"The court authorized an abortion as soon as lawfully possible and that's exactly what she got," Cole tells Bustle, adding it is likely the Department of Justice was betting Jane Doe would seek counseling again and be subject to a 24-hour delay.
"The first time Jane Doe got an order from the District Court [in Washington] the government filed an immediate appeal, an immediate stay," Cole says. "They have the ability to do that. They chose not to [this time] and that's their choice. But that's their fault. It's not ours."
In their petition to the Supreme Court, the Department of Justice asked the high court to weigh whether disciplinary action was warranted against the ACLU lawyers working the case. But Cole argues the Department of Justice failed to cite any specific ethical violations or actions made by ACLU lawyers in their petition but rather made broad claims.
"I think our lawyers acted entirely ethically and the request is baseless," Cole tells Bustle. "We think there is no basis whatsoever for discipline or even consideration of discipline.
Our lawyers acted in the best interest of our client and in full compliance with the court orders and federal and Texas law. That government lawyers failed to seek judicial review quickly enough is their fault, not ours. #JusticeforJane— ACLU (@ACLU) November 3, 2017
Despite Department of Justice's latest move, the ACLU has said it will continue to pursue the class action lawsuit Jane Doe's case had originally been filed as. "We are continuing to pursue this case on behalf of all women who might face this kind of treatment in the future until we can end this blatantly unconstitutional policy," Cole tells Bustle. Currently, they are waiting for a trial judge to rule on whether or not the case can proceed as a class action.
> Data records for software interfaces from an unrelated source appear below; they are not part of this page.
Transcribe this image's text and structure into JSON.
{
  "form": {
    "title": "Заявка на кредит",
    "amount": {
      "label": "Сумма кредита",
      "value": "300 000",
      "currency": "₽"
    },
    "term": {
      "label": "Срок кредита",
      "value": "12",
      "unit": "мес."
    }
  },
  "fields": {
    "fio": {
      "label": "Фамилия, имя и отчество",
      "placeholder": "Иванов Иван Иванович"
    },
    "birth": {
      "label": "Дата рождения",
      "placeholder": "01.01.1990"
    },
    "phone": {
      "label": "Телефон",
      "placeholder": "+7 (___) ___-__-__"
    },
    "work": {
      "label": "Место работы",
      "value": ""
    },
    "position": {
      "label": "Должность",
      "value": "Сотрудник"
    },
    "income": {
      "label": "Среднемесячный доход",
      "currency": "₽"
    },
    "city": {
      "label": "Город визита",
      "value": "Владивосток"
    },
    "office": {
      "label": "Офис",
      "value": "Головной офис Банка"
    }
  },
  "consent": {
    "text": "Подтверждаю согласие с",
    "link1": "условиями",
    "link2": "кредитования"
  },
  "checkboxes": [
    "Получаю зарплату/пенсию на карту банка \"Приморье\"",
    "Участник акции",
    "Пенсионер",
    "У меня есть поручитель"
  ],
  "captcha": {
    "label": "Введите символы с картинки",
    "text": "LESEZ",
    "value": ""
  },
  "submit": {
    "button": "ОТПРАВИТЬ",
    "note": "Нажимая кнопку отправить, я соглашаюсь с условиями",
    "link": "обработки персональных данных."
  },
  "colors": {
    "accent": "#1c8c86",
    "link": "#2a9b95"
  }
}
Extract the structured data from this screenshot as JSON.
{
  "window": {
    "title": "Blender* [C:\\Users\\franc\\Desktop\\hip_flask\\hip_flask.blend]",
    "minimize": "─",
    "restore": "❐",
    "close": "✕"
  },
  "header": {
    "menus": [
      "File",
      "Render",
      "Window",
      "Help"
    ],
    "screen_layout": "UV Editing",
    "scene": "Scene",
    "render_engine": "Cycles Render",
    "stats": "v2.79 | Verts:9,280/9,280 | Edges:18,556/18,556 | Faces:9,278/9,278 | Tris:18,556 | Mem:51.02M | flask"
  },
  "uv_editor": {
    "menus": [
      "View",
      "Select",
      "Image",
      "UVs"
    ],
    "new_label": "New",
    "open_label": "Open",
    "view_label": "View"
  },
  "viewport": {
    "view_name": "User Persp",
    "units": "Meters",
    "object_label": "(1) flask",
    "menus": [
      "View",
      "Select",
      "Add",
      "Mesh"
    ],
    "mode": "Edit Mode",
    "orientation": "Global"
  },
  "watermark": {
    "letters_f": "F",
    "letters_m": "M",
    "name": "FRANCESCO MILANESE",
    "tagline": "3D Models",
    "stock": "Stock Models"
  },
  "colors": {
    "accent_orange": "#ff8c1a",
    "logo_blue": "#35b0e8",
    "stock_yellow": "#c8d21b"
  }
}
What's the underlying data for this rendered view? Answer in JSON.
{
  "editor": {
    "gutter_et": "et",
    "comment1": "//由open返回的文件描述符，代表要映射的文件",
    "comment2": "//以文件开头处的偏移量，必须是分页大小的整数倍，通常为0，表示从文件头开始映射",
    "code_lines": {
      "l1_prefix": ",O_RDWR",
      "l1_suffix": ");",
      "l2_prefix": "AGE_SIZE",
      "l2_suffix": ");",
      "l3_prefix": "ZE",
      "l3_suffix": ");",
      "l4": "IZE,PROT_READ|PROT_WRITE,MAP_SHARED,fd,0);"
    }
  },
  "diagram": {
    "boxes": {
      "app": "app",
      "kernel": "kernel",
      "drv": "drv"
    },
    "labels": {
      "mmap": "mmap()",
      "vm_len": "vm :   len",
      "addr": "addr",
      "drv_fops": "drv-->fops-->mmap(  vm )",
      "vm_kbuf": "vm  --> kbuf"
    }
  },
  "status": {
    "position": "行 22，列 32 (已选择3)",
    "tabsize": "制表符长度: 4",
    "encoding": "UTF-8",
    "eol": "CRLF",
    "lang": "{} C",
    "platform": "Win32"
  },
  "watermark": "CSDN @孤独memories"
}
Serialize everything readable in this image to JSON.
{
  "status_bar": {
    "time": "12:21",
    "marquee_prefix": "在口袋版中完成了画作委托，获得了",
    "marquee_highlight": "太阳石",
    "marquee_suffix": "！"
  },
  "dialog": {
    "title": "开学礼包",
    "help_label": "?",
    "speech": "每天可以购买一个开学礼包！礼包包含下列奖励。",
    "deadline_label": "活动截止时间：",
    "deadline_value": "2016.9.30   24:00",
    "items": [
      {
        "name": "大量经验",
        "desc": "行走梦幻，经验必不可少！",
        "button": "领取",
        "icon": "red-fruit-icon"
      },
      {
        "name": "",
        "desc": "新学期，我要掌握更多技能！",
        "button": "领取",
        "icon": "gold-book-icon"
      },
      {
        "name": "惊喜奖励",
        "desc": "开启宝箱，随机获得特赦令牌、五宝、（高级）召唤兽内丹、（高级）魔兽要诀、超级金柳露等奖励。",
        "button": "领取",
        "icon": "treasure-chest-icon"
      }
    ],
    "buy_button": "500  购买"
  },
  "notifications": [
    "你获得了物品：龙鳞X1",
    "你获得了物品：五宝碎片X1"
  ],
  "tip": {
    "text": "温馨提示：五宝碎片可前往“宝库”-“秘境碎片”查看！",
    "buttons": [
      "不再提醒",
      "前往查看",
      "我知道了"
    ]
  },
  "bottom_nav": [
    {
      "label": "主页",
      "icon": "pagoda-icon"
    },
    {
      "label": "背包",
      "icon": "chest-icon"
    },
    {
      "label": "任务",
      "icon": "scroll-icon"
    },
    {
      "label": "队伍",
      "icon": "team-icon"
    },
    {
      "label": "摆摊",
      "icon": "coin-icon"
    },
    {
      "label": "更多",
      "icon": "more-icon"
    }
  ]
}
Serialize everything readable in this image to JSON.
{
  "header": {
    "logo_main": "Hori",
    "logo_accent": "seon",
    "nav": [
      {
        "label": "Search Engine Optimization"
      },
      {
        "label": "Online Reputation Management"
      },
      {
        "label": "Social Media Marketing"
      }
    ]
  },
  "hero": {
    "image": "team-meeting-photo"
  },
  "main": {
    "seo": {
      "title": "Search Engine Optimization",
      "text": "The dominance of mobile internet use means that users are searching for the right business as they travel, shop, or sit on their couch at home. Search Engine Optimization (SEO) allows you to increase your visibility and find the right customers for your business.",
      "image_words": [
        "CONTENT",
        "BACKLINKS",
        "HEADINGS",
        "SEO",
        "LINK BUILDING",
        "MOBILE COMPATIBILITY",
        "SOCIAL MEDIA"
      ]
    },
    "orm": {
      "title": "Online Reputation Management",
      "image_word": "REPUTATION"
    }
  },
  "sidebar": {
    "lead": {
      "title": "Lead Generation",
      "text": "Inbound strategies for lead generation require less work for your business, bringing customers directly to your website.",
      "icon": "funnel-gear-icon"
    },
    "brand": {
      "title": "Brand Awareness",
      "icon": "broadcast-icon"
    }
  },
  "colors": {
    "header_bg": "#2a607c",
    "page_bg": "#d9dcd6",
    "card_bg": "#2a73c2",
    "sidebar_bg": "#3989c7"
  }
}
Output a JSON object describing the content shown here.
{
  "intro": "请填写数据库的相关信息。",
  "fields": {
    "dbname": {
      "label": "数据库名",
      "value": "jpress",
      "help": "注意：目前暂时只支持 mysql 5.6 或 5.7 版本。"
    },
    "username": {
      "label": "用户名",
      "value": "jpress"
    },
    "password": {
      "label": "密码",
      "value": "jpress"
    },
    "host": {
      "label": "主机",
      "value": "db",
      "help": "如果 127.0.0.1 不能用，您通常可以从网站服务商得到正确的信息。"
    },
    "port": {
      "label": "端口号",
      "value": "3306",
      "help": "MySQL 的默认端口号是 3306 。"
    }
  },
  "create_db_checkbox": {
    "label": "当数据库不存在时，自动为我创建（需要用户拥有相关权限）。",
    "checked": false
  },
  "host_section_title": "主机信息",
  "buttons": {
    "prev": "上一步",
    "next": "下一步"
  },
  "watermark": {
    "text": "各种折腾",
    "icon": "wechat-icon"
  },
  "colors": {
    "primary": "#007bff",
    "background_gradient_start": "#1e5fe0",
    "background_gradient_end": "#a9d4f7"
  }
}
As for the petition filed Friday? Cole says it will likely be anywhere from three to five months before the Supreme Court announces if, or how, they'll move forward on the petition.